August 24, 2022

What Causes an Android Device To Reboot On It's Own Suddenly?

What Causes an Android Device To Reboot On It's Own Suddenly?

In my previous post –  Android Enterprise Device Reboots On Its Own!, we discussed the weird issue with Android devices rebooting randomly. However, there is more surprise; continue reading further to find the root cause for your devices going spooky!

Initial Root Cause

As we discussed previously, a few applications were crashing, causing the device to reboot. On a detailed analysis of the logs, we found “mainline_update” as the reboot reason. This “mainline_update” is a request for a reboot due to an update of the Google main line, which is triggered by “vending(Play Store)” when there is a pkg to update. 

This fixed the problem initially for us, but again after a few weeks, the Samsung phones continued to restart on their own! 


Let’s Dig It Out

Alright, something is forcing this reboot, and the only way to find it is to wait for the device to reboot and capture the logs. So wait for a phone to reboot….⏱⏰⌚⏱

Luckily one of the Samsung phones rebooted while I was trying out something on it. And the time starts now! ⌛⏳ 

You have only 15 minutes to capture the dumpstate logs after a device has restarted. Below are the steps to collect the logs:

 dumpstate Logs:

1. In the Phone Application, enter *#9900#

2. Set the Debug Level to Mid.

3. Wait for the device to restart.

4. Open the app you want to debug and reproduce your issue.

5. After reproducing your issue, enter *#9900# again in the Phone Application

6. Select Run dumpstate/logcat

7. Select Copy to sd card Navigate to the log directory created on the device using the My Files app or a Windows PC with a USB cable connection.

8. After you have finished, follow steps 1-3 again, delete dumpstate/logcat and return the Debug Level to low.

ADB Logs:

Step 1: Enable developer options on the Android device:

1. Go to Settings -> About phone.

2. Tap the Build number button seven (7) times.

3. Return to the previous screen to find Developer Options at the bottom. The Developer Options screen might be located or named differently on some devices.

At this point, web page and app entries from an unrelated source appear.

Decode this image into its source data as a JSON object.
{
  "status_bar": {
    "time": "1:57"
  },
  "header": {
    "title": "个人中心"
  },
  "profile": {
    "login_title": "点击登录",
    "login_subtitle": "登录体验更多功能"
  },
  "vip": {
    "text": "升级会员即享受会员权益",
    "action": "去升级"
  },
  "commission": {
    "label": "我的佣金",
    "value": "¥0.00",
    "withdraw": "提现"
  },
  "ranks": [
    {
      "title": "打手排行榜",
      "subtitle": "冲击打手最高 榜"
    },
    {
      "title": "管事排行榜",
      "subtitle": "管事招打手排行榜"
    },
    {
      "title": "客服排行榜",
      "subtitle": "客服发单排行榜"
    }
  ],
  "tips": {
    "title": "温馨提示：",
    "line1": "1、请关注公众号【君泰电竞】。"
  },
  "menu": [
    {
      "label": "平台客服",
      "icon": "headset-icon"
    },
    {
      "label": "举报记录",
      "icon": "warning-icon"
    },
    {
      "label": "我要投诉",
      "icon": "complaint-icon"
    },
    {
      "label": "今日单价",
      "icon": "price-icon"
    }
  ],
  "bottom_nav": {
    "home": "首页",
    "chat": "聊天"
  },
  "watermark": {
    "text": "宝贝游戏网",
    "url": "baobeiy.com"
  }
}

4. Open the Developer Options page and scroll until you find USB Debugging and toggle it Enabled.

5. Once complete, connect a USB cable from your PC to the device. If this is the first time the device has been connected, a popup will appear asking if it’s OK to allow debugging. Select Allow and select the box to Always allow.

6. This will enable a connection between your computer and the connected Android device.

Step 2: Collect the ADB log through a windows machine:

1. Navigate to

2. Select Download SDK platform -> Tools for Windows.

3. Unzip the downloaded package.

4. Open a Command Prompt as administrator (Run as administrator).

5. Type cd “<location of unzipped package>.” It should look something like this:

    cd “C:\Firefox\Other\platform-tools_r30.0.5-windows\platform-tools”

6. Run the following command in the ADB console to enable verbose logging (single line):

        adb logcat -G 32M; adb shell setprop persist.log.tag.dpcsupport VERBOSE; adb shell
       setprop persist.log.tag.clouddpc VERBOSE; adb shell setprop persist.log.tag.Finsky
       VERBOSE; adb shell setprop persist.log.tag.Auth VERBOSE; adb shell setprop
       persist.log.tag.Volley VERBOSE; adb shell setprop persist.log.tag.PackageManager

7. adb devices <—- Copy the device ID.

8. Run adb -s “<paste device id>” bugreport  <path for copying the bug report on your PC>. It should look something like this:

  adb -s abc123xyz bugreport E:\bugreport

  • The first step in the troubleshooting was to check for the reason for the device reboot. This time the dumpstate logs had some interesting error messages, but none of them was clear enough to state the reason for the reboot:

2. We know that some application or service is crashing and eventually rebooting the phone. So we have to find that service that crashes with the error code “debug0x494d” or “enterprise“.

3. We now know the error code, boot reason, and the entire sequence of steps when the service crashes. But what is causing is still not known. When looking for the debug logs, I  was able to find that the user toggled the flight mode, and then it started crashing:

4. I thought, “Seriously???” can Wi-Fi cause the device to reboot? 

But when I checked another device’s log, it was the same. So it was evident that it is random behavior that when the device(s) tries to change the Wi-Fi connection, it goes through a SOFT REBOOT.

When I researched further into this, I found out that it has been a problem with Android 12 since starting, and a few patches were released as OTA, but it didn’t help. 

What confirms this more is the recent release notes of Android 13, which confirm that this was a problem and has been fixed in the new release.

Please try to find the logs in your Android devices, and please let me know if you also find the same.